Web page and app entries
'''
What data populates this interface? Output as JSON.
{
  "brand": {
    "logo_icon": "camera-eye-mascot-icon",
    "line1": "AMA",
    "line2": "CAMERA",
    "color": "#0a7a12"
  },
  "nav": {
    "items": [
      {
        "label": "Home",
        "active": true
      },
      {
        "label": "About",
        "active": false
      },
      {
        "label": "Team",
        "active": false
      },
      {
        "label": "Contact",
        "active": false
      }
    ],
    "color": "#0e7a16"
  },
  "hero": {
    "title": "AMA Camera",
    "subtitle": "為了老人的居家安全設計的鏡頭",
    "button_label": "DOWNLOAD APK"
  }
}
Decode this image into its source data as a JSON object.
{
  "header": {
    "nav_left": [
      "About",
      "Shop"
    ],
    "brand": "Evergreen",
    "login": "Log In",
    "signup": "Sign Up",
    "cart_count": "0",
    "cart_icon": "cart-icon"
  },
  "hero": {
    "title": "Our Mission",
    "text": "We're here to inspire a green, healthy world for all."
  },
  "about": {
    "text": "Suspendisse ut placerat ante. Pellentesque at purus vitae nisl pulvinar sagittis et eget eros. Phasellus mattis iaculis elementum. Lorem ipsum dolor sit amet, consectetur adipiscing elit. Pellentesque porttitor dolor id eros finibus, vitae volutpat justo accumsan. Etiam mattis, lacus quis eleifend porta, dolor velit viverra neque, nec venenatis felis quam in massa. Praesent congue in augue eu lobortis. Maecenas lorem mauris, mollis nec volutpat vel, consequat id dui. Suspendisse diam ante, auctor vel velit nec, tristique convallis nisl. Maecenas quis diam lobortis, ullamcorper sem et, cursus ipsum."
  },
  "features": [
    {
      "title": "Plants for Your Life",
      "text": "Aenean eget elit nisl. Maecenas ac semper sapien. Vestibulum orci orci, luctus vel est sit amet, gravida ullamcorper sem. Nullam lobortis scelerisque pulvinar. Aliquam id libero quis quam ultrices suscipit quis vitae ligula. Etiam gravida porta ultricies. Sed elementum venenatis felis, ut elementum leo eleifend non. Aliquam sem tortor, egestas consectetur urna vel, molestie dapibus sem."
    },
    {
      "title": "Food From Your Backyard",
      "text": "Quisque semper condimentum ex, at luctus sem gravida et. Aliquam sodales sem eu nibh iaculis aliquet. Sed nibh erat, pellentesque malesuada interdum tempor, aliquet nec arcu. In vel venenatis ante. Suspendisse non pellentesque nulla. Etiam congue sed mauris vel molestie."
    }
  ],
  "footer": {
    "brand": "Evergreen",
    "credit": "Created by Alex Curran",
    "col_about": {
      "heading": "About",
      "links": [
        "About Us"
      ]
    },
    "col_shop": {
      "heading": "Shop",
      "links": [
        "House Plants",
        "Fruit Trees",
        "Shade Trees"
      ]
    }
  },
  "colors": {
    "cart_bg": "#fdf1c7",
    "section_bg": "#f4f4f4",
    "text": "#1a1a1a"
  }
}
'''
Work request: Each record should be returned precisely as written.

Worked solution:
What data populates this interface? Output as JSON.
{
  "brand": {
    "logo_icon": "camera-eye-mascot-icon",
    "line1": "AMA",
    "line2": "CAMERA",
    "color": "#0a7a12"
  },
  "nav": {
    "items": [
      {
        "label": "Home",
        "active": true
      },
      {
        "label": "About",
        "active": false
      },
      {
        "label": "Team",
        "active": false
      },
      {
        "label": "Contact",
        "active": false
      }
    ],
    "color": "#0e7a16"
  },
  "hero": {
    "title": "AMA Camera",
    "subtitle": "為了老人的居家安全設計的鏡頭",
    "button_label": "DOWNLOAD APK"
  }
}
Decode this image into its source data as a JSON object.
{
  "header": {
    "nav_left": [
      "About",
      "Shop"
    ],
    "brand": "Evergreen",
    "login": "Log In",
    "signup": "Sign Up",
    "cart_count": "0",
    "cart_icon": "cart-icon"
  },
  "hero": {
    "title": "Our Mission",
    "text": "We're here to inspire a green, healthy world for all."
  },
  "about": {
    "text": "Suspendisse ut placerat ante. Pellentesque at purus vitae nisl pulvinar sagittis et eget eros. Phasellus mattis iaculis elementum. Lorem ipsum dolor sit amet, consectetur adipiscing elit. Pellentesque porttitor dolor id eros finibus, vitae volutpat justo accumsan. Etiam mattis, lacus quis eleifend porta, dolor velit viverra neque, nec venenatis felis quam in massa. Praesent congue in augue eu lobortis. Maecenas lorem mauris, mollis nec volutpat vel, consequat id dui. Suspendisse diam ante, auctor vel velit nec, tristique convallis nisl. Maecenas quis diam lobortis, ullamcorper sem et, cursus ipsum."
  },
  "features": [
    {
      "title": "Plants for Your Life",
      "text": "Aenean eget elit nisl. Maecenas ac semper sapien. Vestibulum orci orci, luctus vel est sit amet, gravida ullamcorper sem. Nullam lobortis scelerisque pulvinar. Aliquam id libero quis quam ultrices suscipit quis vitae ligula. Etiam gravida porta ultricies. Sed elementum venenatis felis, ut elementum leo eleifend non. Aliquam sem tortor, egestas consectetur urna vel, molestie dapibus sem."
    },
    {
      "title": "Food From Your Backyard",
      "text": "Quisque semper condimentum ex, at luctus sem gravida et. Aliquam sodales sem eu nibh iaculis aliquet. Sed nibh erat, pellentesque malesuada interdum tempor, aliquet nec arcu. In vel venenatis ante. Suspendisse non pellentesque nulla. Etiam congue sed mauris vel molestie."
    }
  ],
  "footer": {
    "brand": "Evergreen",
    "credit": "Created by Alex Curran",
    "col_about": {
      "heading": "About",
      "links": [
        "About Us"
      ]
    },
    "col_shop": {
      "heading": "Shop",
      "links": [
        "House Plants",
        "Fruit Trees",
        "Shade Trees"
      ]
    }
  },
  "colors": {
    "cart_bg": "#fdf1c7",
    "section_bg": "#f4f4f4",
    "text": "#1a1a1a"
  }
}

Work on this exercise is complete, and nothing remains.